__What is expected__
An exact copy of the entries is needed, with every line included.

__Information supplied__
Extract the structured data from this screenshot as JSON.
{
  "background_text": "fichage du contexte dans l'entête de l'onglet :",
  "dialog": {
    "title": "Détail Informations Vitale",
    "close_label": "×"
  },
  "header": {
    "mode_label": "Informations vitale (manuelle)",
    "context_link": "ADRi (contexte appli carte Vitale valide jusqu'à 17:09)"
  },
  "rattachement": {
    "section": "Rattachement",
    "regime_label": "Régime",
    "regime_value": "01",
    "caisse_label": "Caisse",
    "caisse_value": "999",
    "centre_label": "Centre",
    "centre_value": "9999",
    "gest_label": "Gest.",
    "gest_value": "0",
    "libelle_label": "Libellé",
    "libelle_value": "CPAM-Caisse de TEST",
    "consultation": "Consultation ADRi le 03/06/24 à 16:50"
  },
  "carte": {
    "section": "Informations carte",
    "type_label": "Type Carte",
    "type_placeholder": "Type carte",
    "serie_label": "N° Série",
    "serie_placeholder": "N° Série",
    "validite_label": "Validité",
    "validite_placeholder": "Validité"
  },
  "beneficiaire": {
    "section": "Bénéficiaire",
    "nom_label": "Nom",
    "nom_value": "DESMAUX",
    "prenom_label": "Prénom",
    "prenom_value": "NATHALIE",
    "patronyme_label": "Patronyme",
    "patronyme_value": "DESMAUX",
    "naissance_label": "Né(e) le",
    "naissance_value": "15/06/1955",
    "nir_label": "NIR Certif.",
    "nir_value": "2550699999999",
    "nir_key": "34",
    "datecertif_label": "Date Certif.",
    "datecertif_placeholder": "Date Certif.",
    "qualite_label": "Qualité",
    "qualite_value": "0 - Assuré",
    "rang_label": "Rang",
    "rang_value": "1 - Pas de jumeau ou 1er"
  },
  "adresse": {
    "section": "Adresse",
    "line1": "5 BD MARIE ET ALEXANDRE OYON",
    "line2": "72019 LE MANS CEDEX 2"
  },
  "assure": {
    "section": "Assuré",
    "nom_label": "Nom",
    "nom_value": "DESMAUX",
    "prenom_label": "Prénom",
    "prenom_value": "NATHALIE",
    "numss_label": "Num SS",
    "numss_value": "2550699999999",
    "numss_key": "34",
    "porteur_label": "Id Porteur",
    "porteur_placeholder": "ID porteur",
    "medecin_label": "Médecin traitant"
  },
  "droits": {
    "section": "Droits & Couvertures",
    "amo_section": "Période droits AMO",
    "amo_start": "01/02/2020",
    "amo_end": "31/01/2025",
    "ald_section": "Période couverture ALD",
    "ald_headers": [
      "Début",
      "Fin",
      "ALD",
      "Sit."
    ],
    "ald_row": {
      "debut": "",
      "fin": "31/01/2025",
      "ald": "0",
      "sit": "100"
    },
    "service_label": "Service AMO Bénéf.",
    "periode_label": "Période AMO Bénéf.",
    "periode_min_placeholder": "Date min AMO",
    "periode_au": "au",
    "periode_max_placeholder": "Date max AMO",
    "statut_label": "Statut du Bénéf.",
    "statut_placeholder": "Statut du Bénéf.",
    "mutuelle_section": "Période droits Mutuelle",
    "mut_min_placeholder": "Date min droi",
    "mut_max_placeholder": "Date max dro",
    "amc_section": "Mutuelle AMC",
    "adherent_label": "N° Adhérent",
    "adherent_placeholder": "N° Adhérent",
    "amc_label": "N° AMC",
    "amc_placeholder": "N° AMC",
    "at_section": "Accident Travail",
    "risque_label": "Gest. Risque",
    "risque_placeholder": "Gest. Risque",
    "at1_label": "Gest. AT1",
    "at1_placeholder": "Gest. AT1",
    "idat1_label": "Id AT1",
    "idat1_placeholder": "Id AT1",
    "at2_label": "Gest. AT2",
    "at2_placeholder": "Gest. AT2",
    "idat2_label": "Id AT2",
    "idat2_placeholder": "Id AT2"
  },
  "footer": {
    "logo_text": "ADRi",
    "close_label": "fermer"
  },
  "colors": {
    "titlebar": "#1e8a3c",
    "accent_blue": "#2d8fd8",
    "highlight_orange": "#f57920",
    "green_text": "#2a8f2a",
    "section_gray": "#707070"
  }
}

__Exercise output__
Extract the structured data from this screenshot as JSON.
{
  "background_text": "fichage du contexte dans l'entête de l'onglet :",
  "dialog": {
    "title": "Détail Informations Vitale",
    "close_label": "×"
  },
  "header": {
    "mode_label": "Informations vitale (manuelle)",
    "context_link": "ADRi (contexte appli carte Vitale valide jusqu'à 17:09)"
  },
  "rattachement": {
    "section": "Rattachement",
    "regime_label": "Régime",
    "regime_value": "01",
    "caisse_label": "Caisse",
    "caisse_value": "999",
    "centre_label": "Centre",
    "centre_value": "9999",
    "gest_label": "Gest.",
    "gest_value": "0",
    "libelle_label": "Libellé",
    "libelle_value": "CPAM-Caisse de TEST",
    "consultation": "Consultation ADRi le 03/06/24 à 16:50"
  },
  "carte": {
    "section": "Informations carte",
    "type_label": "Type Carte",
    "type_placeholder": "Type carte",
    "serie_label": "N° Série",
    "serie_placeholder": "N° Série",
    "validite_label": "Validité",
    "validite_placeholder": "Validité"
  },
  "beneficiaire": {
    "section": "Bénéficiaire",
    "nom_label": "Nom",
    "nom_value": "DESMAUX",
    "prenom_label": "Prénom",
    "prenom_value": "NATHALIE",
    "patronyme_label": "Patronyme",
    "patronyme_value": "DESMAUX",
    "naissance_label": "Né(e) le",
    "naissance_value": "15/06/1955",
    "nir_label": "NIR Certif.",
    "nir_value": "2550699999999",
    "nir_key": "34",
    "datecertif_label": "Date Certif.",
    "datecertif_placeholder": "Date Certif.",
    "qualite_label": "Qualité",
    "qualite_value": "0 - Assuré",
    "rang_label": "Rang",
    "rang_value": "1 - Pas de jumeau ou 1er"
  },
  "adresse": {
    "section": "Adresse",
    "line1": "5 BD MARIE ET ALEXANDRE OYON",
    "line2": "72019 LE MANS CEDEX 2"
  },
  "assure": {
    "section": "Assuré",
    "nom_label": "Nom",
    "nom_value": "DESMAUX",
    "prenom_label": "Prénom",
    "prenom_value": "NATHALIE",
    "numss_label": "Num SS",
    "numss_value": "2550699999999",
    "numss_key": "34",
    "porteur_label": "Id Porteur",
    "porteur_placeholder": "ID porteur",
    "medecin_label": "Médecin traitant"
  },
  "droits": {
    "section": "Droits & Couvertures",
    "amo_section": "Période droits AMO",
    "amo_start": "01/02/2020",
    "amo_end": "31/01/2025",
    "ald_section": "Période couverture ALD",
    "ald_headers": [
      "Début",
      "Fin",
      "ALD",
      "Sit."
    ],
    "ald_row": {
      "debut": "",
      "fin": "31/01/2025",
      "ald": "0",
      "sit": "100"
    },
    "service_label": "Service AMO Bénéf.",
    "periode_label": "Période AMO Bénéf.",
    "periode_min_placeholder": "Date min AMO",
    "periode_au": "au",
    "periode_max_placeholder": "Date max AMO",
    "statut_label": "Statut du Bénéf.",
    "statut_placeholder": "Statut du Bénéf.",
    "mutuelle_section": "Période droits Mutuelle",
    "mut_min_placeholder": "Date min droi",
    "mut_max_placeholder": "Date max dro",
    "amc_section": "Mutuelle AMC",
    "adherent_label": "N° Adhérent",
    "adherent_placeholder": "N° Adhérent",
    "amc_label": "N° AMC",
    "amc_placeholder": "N° AMC",
    "at_section": "Accident Travail",
    "risque_label": "Gest. Risque",
    "risque_placeholder": "Gest. Risque",
    "at1_label": "Gest. AT1",
    "at1_placeholder": "Gest. AT1",
    "idat1_label": "Id AT1",
    "idat1_placeholder": "Id AT1",
    "at2_label": "Gest. AT2",
    "at2_placeholder": "Gest. AT2",
    "idat2_label": "Id AT2",
    "idat2_placeholder": "Id AT2"
  },
  "footer": {
    "logo_text": "ADRi",
    "close_label": "fermer"
  },
  "colors": {
    "titlebar": "#1e8a3c",
    "accent_blue": "#2d8fd8",
    "highlight_orange": "#f57920",
    "green_text": "#2a8f2a",
    "section_gray": "#707070"
  }
}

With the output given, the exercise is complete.